Grace Kelly – ‘Rights, sexuality and relationships in Ireland: ‘It’d be nice to be kind of trusted’’
How to translate the right of people with intellectual disabilities to a full sexual and intimate life into proactive support remains a challenge for disabilities services in Ireland. Little formal research has been undertaken in this country into what people with intellectual disabilities think about these issues and what they would like to see happen in this area of their lives. This paper presents a preliminary analysis of the first author’s PhD research into the views and experiences of a small group of Irish people with intellectual disabilities in the area of sexuality and relationships. Initial findings suggest that people with intellectual disabilities are getting insufficient sex education and that changes are needed at a disabilities service level to ensure that people with intellectual disabilities can express their sexuality in an open and supportive climate. At a government level, changes will need to be made to Irish

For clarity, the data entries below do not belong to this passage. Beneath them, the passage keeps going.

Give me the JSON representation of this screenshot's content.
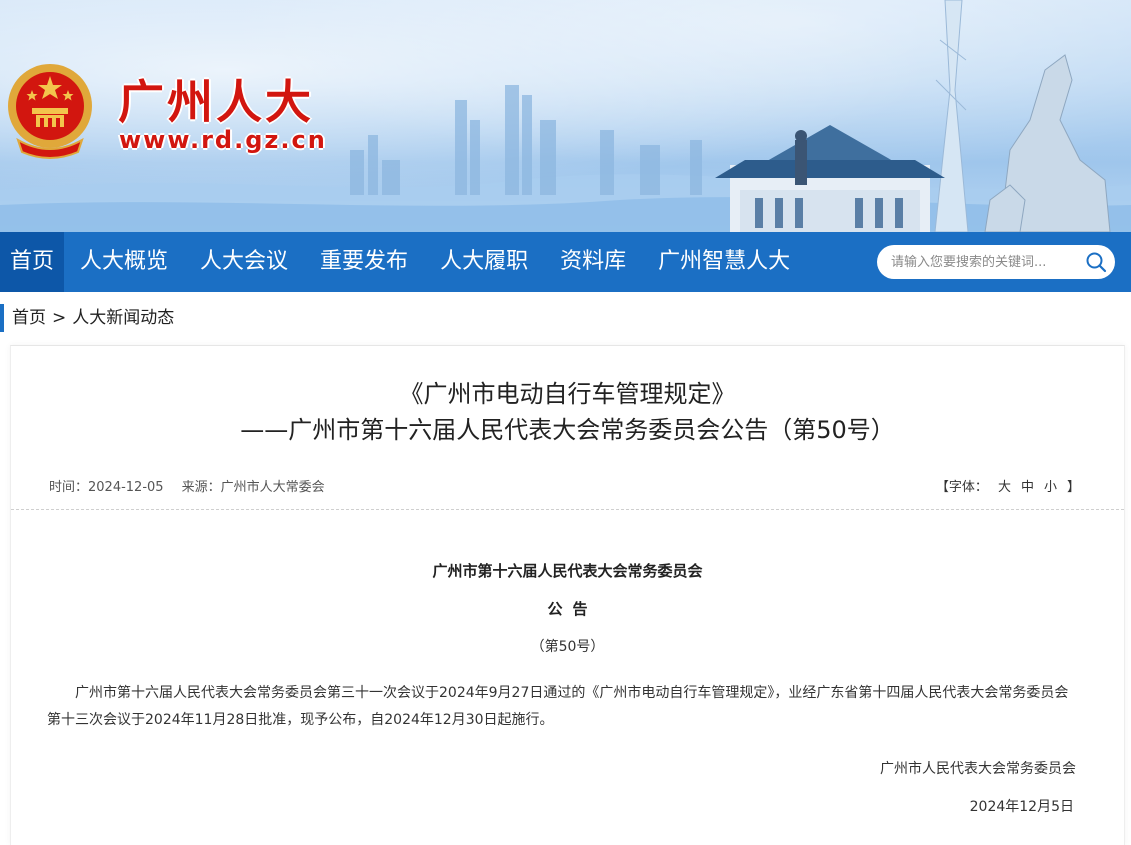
{
  "header": {
    "site_name": "广州人大",
    "site_url": "www.rd.gz.cn"
  },
  "nav": {
    "items": [
      "首页",
      "人大概览",
      "人大会议",
      "重要发布",
      "人大履职",
      "资料库",
      "广州智慧人大"
    ],
    "active_index": 0
  },
  "search": {
    "placeholder": "请输入您要搜索的关键词..."
  },
  "breadcrumb": {
    "home": "首页",
    "separator": ">",
    "current": "人大新闻动态"
  },
  "article": {
    "title_line1": "《广州市电动自行车管理规定》",
    "title_line2": "——广州市第十六届人民代表大会常务委员会公告（第50号）",
    "meta_time_label": "时间：",
    "meta_time": "2024-12-05",
    "meta_source_label": "来源：",
    "meta_source": "广州市人大常委会",
    "fontsize_open": "【字体：",
    "fontsize_large": "大",
    "fontsize_medium": "中",
    "fontsize_small": "小",
    "fontsize_close": "】",
    "heading_org": "广州市第十六届人民代表大会常务委员会",
    "heading_notice": "公告",
    "heading_number": "（第50号）",
    "body": "广州市第十六届人民代表大会常务委员会第三十一次会议于2024年9月27日通过的《广州市电动自行车管理规定》，业经广东省第十四届人民代表大会常务委员会第十三次会议于2024年11月28日批准，现予公布，自2024年12月30日起施行。",
    "signature_org": "广州市人民代表大会常务委员会",
    "signature_date": "2024年12月5日"
  },
  "colors": {
    "brand_red": "#d2160f",
    "nav_blue": "#1b6fc4",
    "nav_active": "#0d57a8"
  }
}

legislation concerning the sexuality of vulnerable adults so that this country is meeting its obligations under the UN Convention on the Rights of Persons with Disabilities (2006). The authors argue that people with intellectual disabilities’ views must come first in all debates concerning their sexuality.
For further information contact:
Dr Chris Sparks on 071 9155262, firstname.lastname@example.org
Jessica Mannion/Marie McGloin at 071 9155464.
|10.00 Dr Hera Cook (Dept of History, University of Birmingham||When is Sex Bad?|
|10.45 Natalie Delimata (Dept of Humanities, IT Sligo)||Articulating Intersex: A Crisis at the Intersection of Science and Society.
|11.30am Rape Crisis and Sexual Abuse Counselling Centre Sligo, Leitrim and West
|12.15 Grace Kelly (Department of Applied Social Studies, University College Cork),||Rights, sexuality and relationships in Ireland: ‘It’d be nice to be kind of trusted’.
|2.00pm-3.30pm Concurrent Workshops||Workshop A. Chaired by Jessica Mannion, run with ’Connect” Irish sex education peer support group: Issues of sexuality for people with disabilities.|
|Workshop B. ( (Chaired by Jackie O’Toole run with DVAS (Domestic Violence Advocacy Service, Sligo, Leitrim and West ) ‘Issues around the proliferation and normalisation of pornography’|
|Workshop C. Chaired by Dr Kate Duke run with Rape Crisis and Sexual Abuse Counselling Centre Sligo, Leitrim and West the: Workshop on caring for survivors of sexual violence.
|3.30-4.00pm||Plenary and conclusion|